Among the entries below, find the lines with the word "label" and return them.

+++ Listed entries +++

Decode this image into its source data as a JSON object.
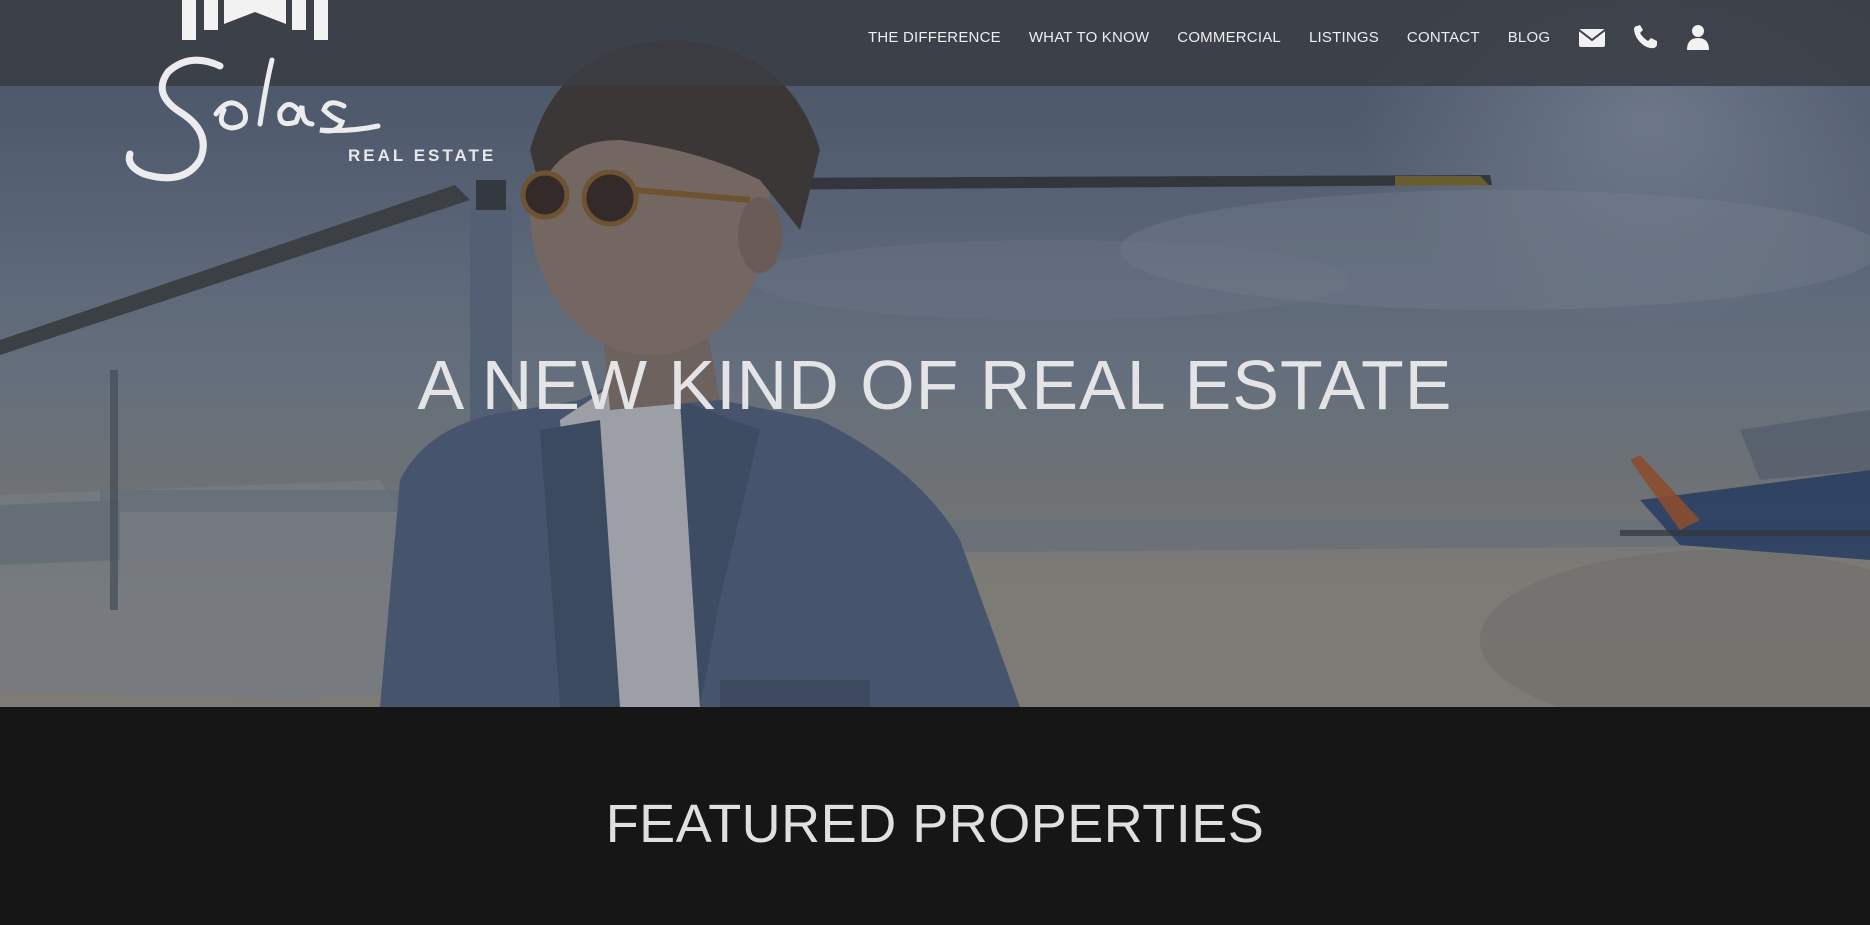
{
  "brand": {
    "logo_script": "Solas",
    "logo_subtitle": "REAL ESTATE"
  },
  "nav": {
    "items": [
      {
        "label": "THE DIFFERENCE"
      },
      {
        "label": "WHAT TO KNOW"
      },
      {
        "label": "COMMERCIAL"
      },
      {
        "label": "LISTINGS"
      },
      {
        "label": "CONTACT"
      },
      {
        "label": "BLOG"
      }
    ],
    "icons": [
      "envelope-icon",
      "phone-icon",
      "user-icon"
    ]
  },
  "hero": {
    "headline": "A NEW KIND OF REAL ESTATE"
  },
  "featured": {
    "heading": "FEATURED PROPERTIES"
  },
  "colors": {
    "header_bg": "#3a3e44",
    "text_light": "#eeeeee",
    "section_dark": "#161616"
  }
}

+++

» **Answer box**:
        "label": "THE DIFFERENCE"
        "label": "WHAT TO KNOW"
        "label": "COMMERCIAL"
        "label": "LISTINGS"
        "label": "CONTACT"
        "label": "BLOG"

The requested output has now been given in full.